Overview: Free language arts and idioms lesson plan. What do you picture when you hear an idiom? Young readers practice figurative language skills by drawing both the figurative and literal meanings of common idioms.
Subject: ELA: Language, Reading Literature
Grades: 3rd, 4th, and 5th
Duration: 1 hour
Related Concepts: Figurative Language, Poetic Devices, Reading Literature, Literary Analysis
Students will be able to:
- Define the term idiom and provide examples of common idioms.
- Differentiate between the figurative and actual definitions of idioms with a worksheet and student illustration.
Essential Questions: How can I show the differences between the literal and figurative meanings of idioms?
Vocabulary: figurative language, literal language, idiom, figure of speech
Common Core Standards Addressed:
- ELA: Language
- L.3.5, 3.5a
- L.4.5, 4.5b
- L.5.5, 5.5b
- Projection system
Write a common idiom on the board (e.g. when pigs fly, mad as a wet hen, raining cats and dogs, etc). Have learners write a few sentences about what they think the idiom means.
By a show of hands, see how many students listed the figurative meaning of the idiom versus the literal meaning.
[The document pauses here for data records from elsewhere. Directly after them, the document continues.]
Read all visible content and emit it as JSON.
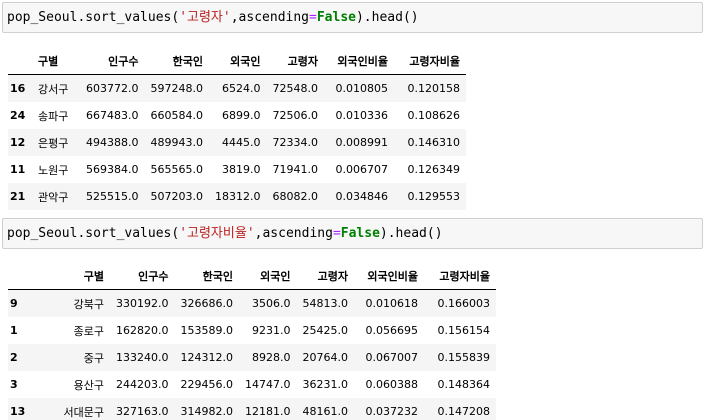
{
  "cell1": {
    "code_prefix": "pop_Seoul.sort_values(",
    "code_string": "'고령자'",
    "code_comma": ",ascending",
    "code_eq": "=",
    "code_kw": "False",
    "code_suffix": ").head()"
  },
  "cell2": {
    "code_prefix": "pop_Seoul.sort_values(",
    "code_string": "'고령자비율'",
    "code_comma": ",ascending",
    "code_eq": "=",
    "code_kw": "False",
    "code_suffix": ").head()"
  },
  "table1": {
    "headers": [
      "",
      "구별",
      "인구수",
      "한국인",
      "외국인",
      "고령자",
      "외국인비율",
      "고령자비율"
    ],
    "rows": [
      [
        "16",
        "강서구",
        "603772.0",
        "597248.0",
        "6524.0",
        "72548.0",
        "0.010805",
        "0.120158"
      ],
      [
        "24",
        "송파구",
        "667483.0",
        "660584.0",
        "6899.0",
        "72506.0",
        "0.010336",
        "0.108626"
      ],
      [
        "12",
        "은평구",
        "494388.0",
        "489943.0",
        "4445.0",
        "72334.0",
        "0.008991",
        "0.146310"
      ],
      [
        "11",
        "노원구",
        "569384.0",
        "565565.0",
        "3819.0",
        "71941.0",
        "0.006707",
        "0.126349"
      ],
      [
        "21",
        "관악구",
        "525515.0",
        "507203.0",
        "18312.0",
        "68082.0",
        "0.034846",
        "0.129553"
      ]
    ]
  },
  "table2": {
    "headers": [
      "",
      "구별",
      "인구수",
      "한국인",
      "외국인",
      "고령자",
      "외국인비율",
      "고령자비율"
    ],
    "rows": [
      [
        "9",
        "강북구",
        "330192.0",
        "326686.0",
        "3506.0",
        "54813.0",
        "0.010618",
        "0.166003"
      ],
      [
        "1",
        "종로구",
        "162820.0",
        "153589.0",
        "9231.0",
        "25425.0",
        "0.056695",
        "0.156154"
      ],
      [
        "2",
        "중구",
        "133240.0",
        "124312.0",
        "8928.0",
        "20764.0",
        "0.067007",
        "0.155839"
      ],
      [
        "3",
        "용산구",
        "244203.0",
        "229456.0",
        "14747.0",
        "36231.0",
        "0.060388",
        "0.148364"
      ],
      [
        "13",
        "서대문구",
        "327163.0",
        "314982.0",
        "12181.0",
        "48161.0",
        "0.037232",
        "0.147208"
      ]
    ]
  }
}
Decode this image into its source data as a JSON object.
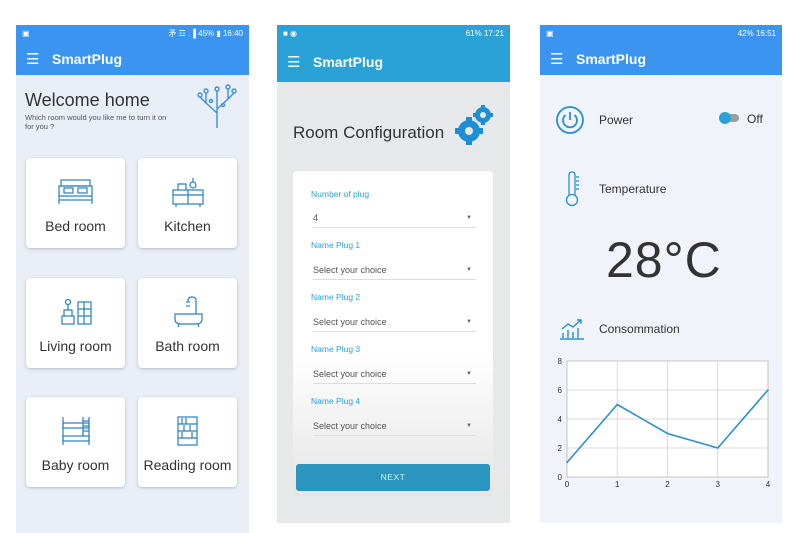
{
  "phone1": {
    "status": {
      "right": "⽭ ☲ .▐ 45% ▮ 16:40"
    },
    "app_title": "SmartPlug",
    "welcome": "Welcome home",
    "subtitle": "Which room would you like me to turn it on for you ?",
    "rooms": [
      {
        "label": "Bed room",
        "icon": "bed-icon"
      },
      {
        "label": "Kitchen",
        "icon": "kitchen-icon"
      },
      {
        "label": "Living room",
        "icon": "living-room-icon"
      },
      {
        "label": "Bath room",
        "icon": "bathtub-icon"
      },
      {
        "label": "Baby room",
        "icon": "bunk-bed-icon"
      },
      {
        "label": "Reading room",
        "icon": "bookshelf-icon"
      }
    ]
  },
  "phone2": {
    "status": {
      "right": "61% 17:21"
    },
    "app_title": "SmartPlug",
    "page_title": "Room Configuration",
    "number_of_plug_label": "Number of plug",
    "number_of_plug_value": "4",
    "plugs": [
      {
        "label": "Name Plug 1",
        "placeholder": "Select your choice"
      },
      {
        "label": "Name Plug 2",
        "placeholder": "Select your choice"
      },
      {
        "label": "Name Plug 3",
        "placeholder": "Select your choice"
      },
      {
        "label": "Name Plug 4",
        "placeholder": "Select your choice"
      }
    ],
    "next_label": "NEXT"
  },
  "phone3": {
    "status": {
      "right": "42% 16:51"
    },
    "app_title": "SmartPlug",
    "power_label": "Power",
    "power_state": "Off",
    "temperature_label": "Temperature",
    "temperature_value": "28°C",
    "consumption_label": "Consommation"
  },
  "colors": {
    "app_blue": "#3b94f0",
    "config_blue": "#2aa2d8",
    "icon_blue": "#2a7fbf"
  },
  "chart_data": {
    "type": "line",
    "x": [
      0,
      1,
      2,
      3,
      4
    ],
    "y": [
      1,
      5,
      3,
      2,
      6
    ],
    "xlim": [
      0,
      4
    ],
    "ylim": [
      0,
      8
    ],
    "x_ticks": [
      "0",
      "1",
      "2",
      "3",
      "4"
    ],
    "y_ticks": [
      "0",
      "2",
      "4",
      "6",
      "8"
    ],
    "grid": true,
    "line_color": "#2a8fd0"
  }
}
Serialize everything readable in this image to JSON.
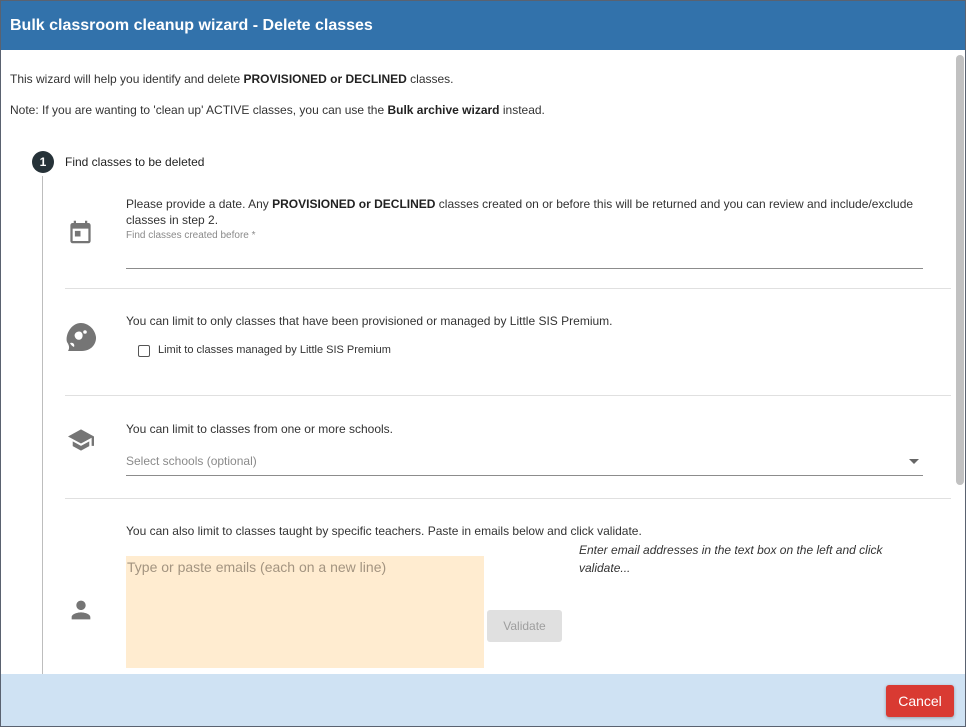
{
  "header": {
    "title": "Bulk classroom cleanup wizard - Delete classes"
  },
  "intro": {
    "line1_before": "This wizard will help you identify and delete ",
    "line1_bold": "PROVISIONED or DECLINED",
    "line1_after": " classes.",
    "line2_before": "Note: If you are wanting to 'clean up' ACTIVE classes, you can use the ",
    "line2_bold": "Bulk archive wizard",
    "line2_after": " instead."
  },
  "step": {
    "number": "1",
    "title": "Find classes to be deleted"
  },
  "date_section": {
    "text_before": "Please provide a date. Any ",
    "text_bold": "PROVISIONED or DECLINED",
    "text_after_line1": " classes created on or before this will be returned and you can review and include/exclude",
    "text_line2": "classes in step 2.",
    "field_label": "Find classes created before *",
    "value": "",
    "icon": "calendar-icon"
  },
  "sis_section": {
    "text": "You can limit to only classes that have been provisioned or managed by Little SIS Premium.",
    "checkbox_label": "Limit to classes managed by Little SIS Premium",
    "checked": false,
    "icon": "penguin-icon"
  },
  "schools_section": {
    "text": "You can limit to classes from one or more schools.",
    "placeholder": "Select schools (optional)",
    "icon": "graduation-cap-icon"
  },
  "teachers_section": {
    "text": "You can also limit to classes taught by specific teachers. Paste in emails below and click validate.",
    "placeholder": "Type or paste emails (each on a new line)",
    "hint": "Enter email addresses in the text box on the left and click validate...",
    "validate_label": "Validate",
    "icon": "person-icon"
  },
  "footer": {
    "cancel_label": "Cancel"
  },
  "colors": {
    "header": "#3272ab",
    "footer": "#cfe2f3",
    "cancel": "#d93a32",
    "email_box": "#ffecd0"
  }
}
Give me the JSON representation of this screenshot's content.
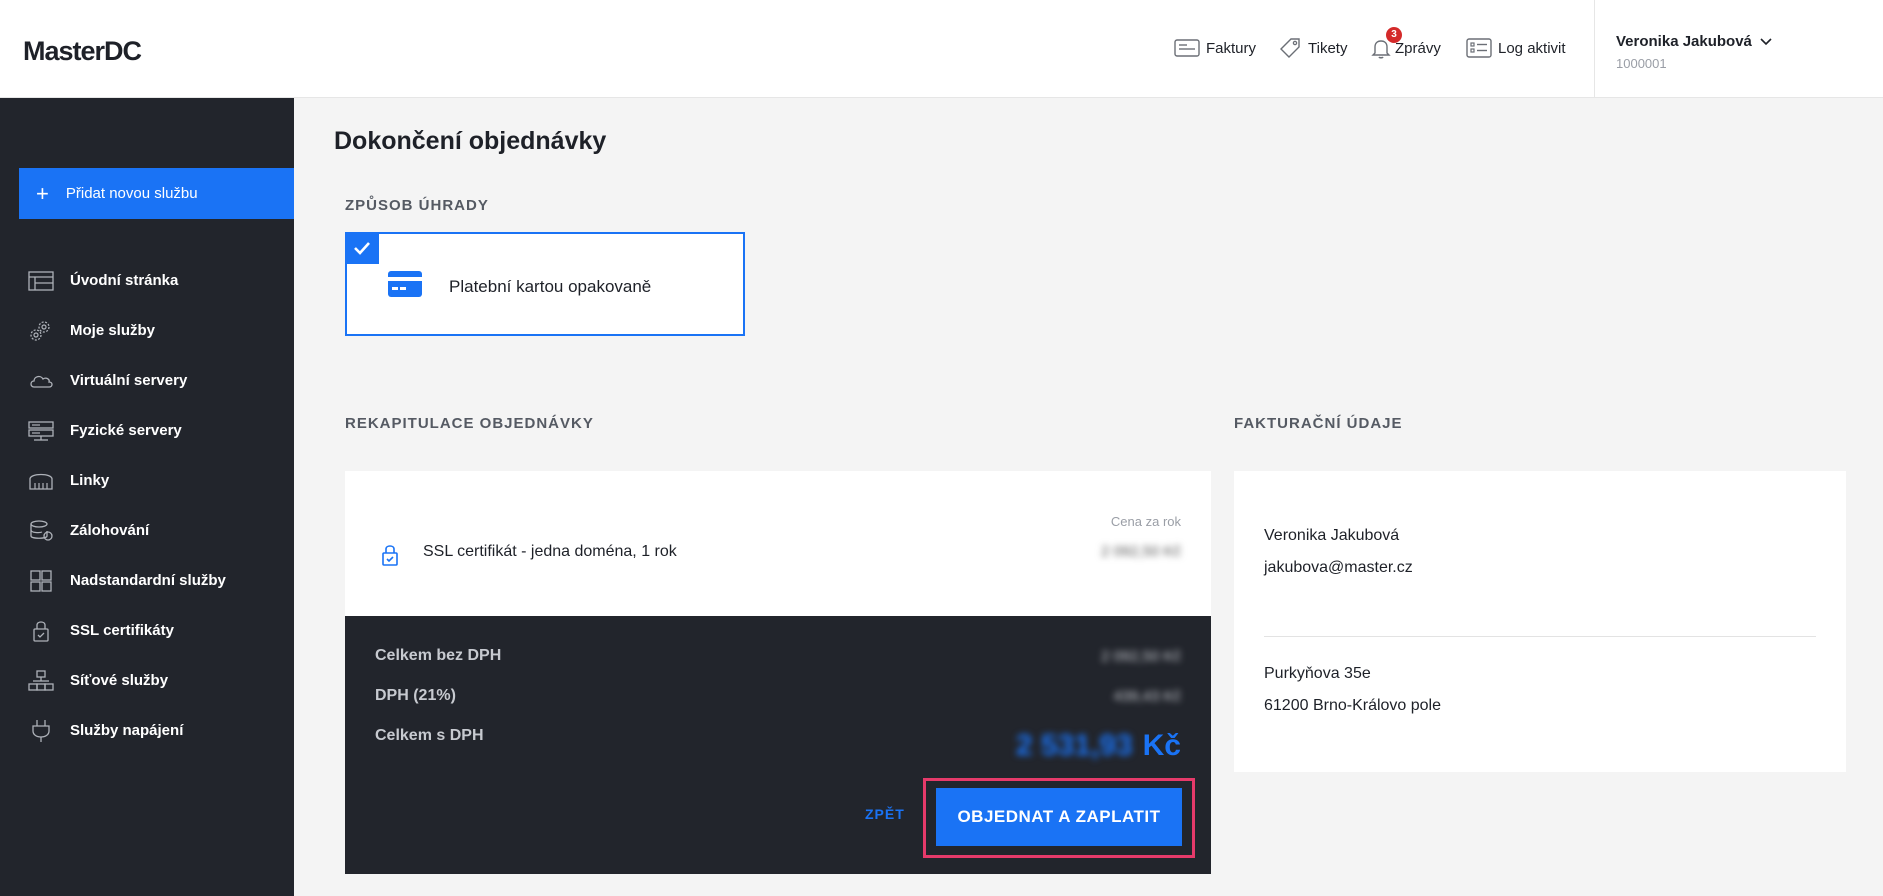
{
  "header": {
    "logo": "MasterDC",
    "nav": {
      "invoices": "Faktury",
      "tickets": "Tikety",
      "messages": "Zprávy",
      "messages_badge": "3",
      "activity_log": "Log aktivit"
    },
    "user": {
      "name": "Veronika Jakubová",
      "id": "1000001"
    }
  },
  "sidebar": {
    "add_service": "Přidat novou službu",
    "items": [
      {
        "label": "Úvodní stránka",
        "icon": "dashboard-icon"
      },
      {
        "label": "Moje služby",
        "icon": "gears-icon"
      },
      {
        "label": "Virtuální servery",
        "icon": "cloud-icon"
      },
      {
        "label": "Fyzické servery",
        "icon": "server-icon"
      },
      {
        "label": "Linky",
        "icon": "network-icon"
      },
      {
        "label": "Zálohování",
        "icon": "backup-icon"
      },
      {
        "label": "Nadstandardní služby",
        "icon": "grid-icon"
      },
      {
        "label": "SSL certifikáty",
        "icon": "lock-icon"
      },
      {
        "label": "Síťové služby",
        "icon": "network-services-icon"
      },
      {
        "label": "Služby napájení",
        "icon": "power-plug-icon"
      }
    ]
  },
  "main": {
    "title": "Dokončení objednávky",
    "payment": {
      "section_label": "ZPŮSOB ÚHRADY",
      "method": "Platební kartou opakovaně"
    },
    "order": {
      "section_label": "REKAPITULACE OBJEDNÁVKY",
      "price_header": "Cena za rok",
      "item_name": "SSL certifikát - jedna doména, 1 rok",
      "item_price": "2 092,50 Kč",
      "subtotal_label": "Celkem bez DPH",
      "subtotal_value": "2 092,50 Kč",
      "vat_label": "DPH (21%)",
      "vat_value": "439,43 Kč",
      "total_label": "Celkem s DPH",
      "total_value": "2 531,93",
      "currency": "Kč",
      "back_label": "ZPĚT",
      "order_button": "OBJEDNAT A ZAPLATIT"
    },
    "billing": {
      "section_label": "FAKTURAČNÍ ÚDAJE",
      "name": "Veronika Jakubová",
      "email": "jakubova@master.cz",
      "street": "Purkyňova 35e",
      "city": "61200 Brno-Královo pole"
    }
  },
  "colors": {
    "accent": "#1a73f5",
    "sidebar_bg": "#22252c",
    "highlight_frame": "#e63a6a",
    "badge": "#d42a2a"
  }
}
Write both meanings on the board under the idiom and explain that both answers are technically correct, but that idioms are often used to make a point using its figurative meaning.
List one or two additional idioms for learners to discuss with partners. What are the literal/figurative meanings? Which meaning would an author likely use in a story?
Pass out a handout with a list of idioms. Model how to illustrate both the literal and figurative definitions of a chosen expression.
Students choose an idiom from the list and write it on the top of their paper. They draw a line in the middle of their paper. On one side, students draw the figurative meaning of the expression, and on the other side they draw the literal meaning of the expression.
Toward the end of class, students share their drawings with the rest of the class. Display the finished drawings around the classroom.
- Walk around while students are working on their drawings to make sure they understand the assignment and are following directions.
- Assess each student's drawing to ensure that he/she understands both the figurative and literal meanings of the illustrated idiom.
Provide a variety of additional examples of idioms for English learners since they cannot be literally translated. Assist students with choosing an idiom to draw.
Encourage English learners to think about idiomatic expressions in their native language to draw connections between what they know and are learning.
Instead of doing two drawings (a figurative and actual meaning of an idiom), advanced students can choose to write a short story on half of their paper describing the figurative scenario (such as a story about a person walking through a city while it is literally raining cats and dogs) and just draw the actual meaning (heavy rain)."
If students have physical challenges that inhibit drawing, they can work with a partner to describe what they would draw.
Assign a worksheet called "Idioms" with additional examples of idioms and their meanings.
Have learners make up their own idioms or metaphors to describe life in the 21st century (e.g. "I'm as tired as an iPhone battery on 1%")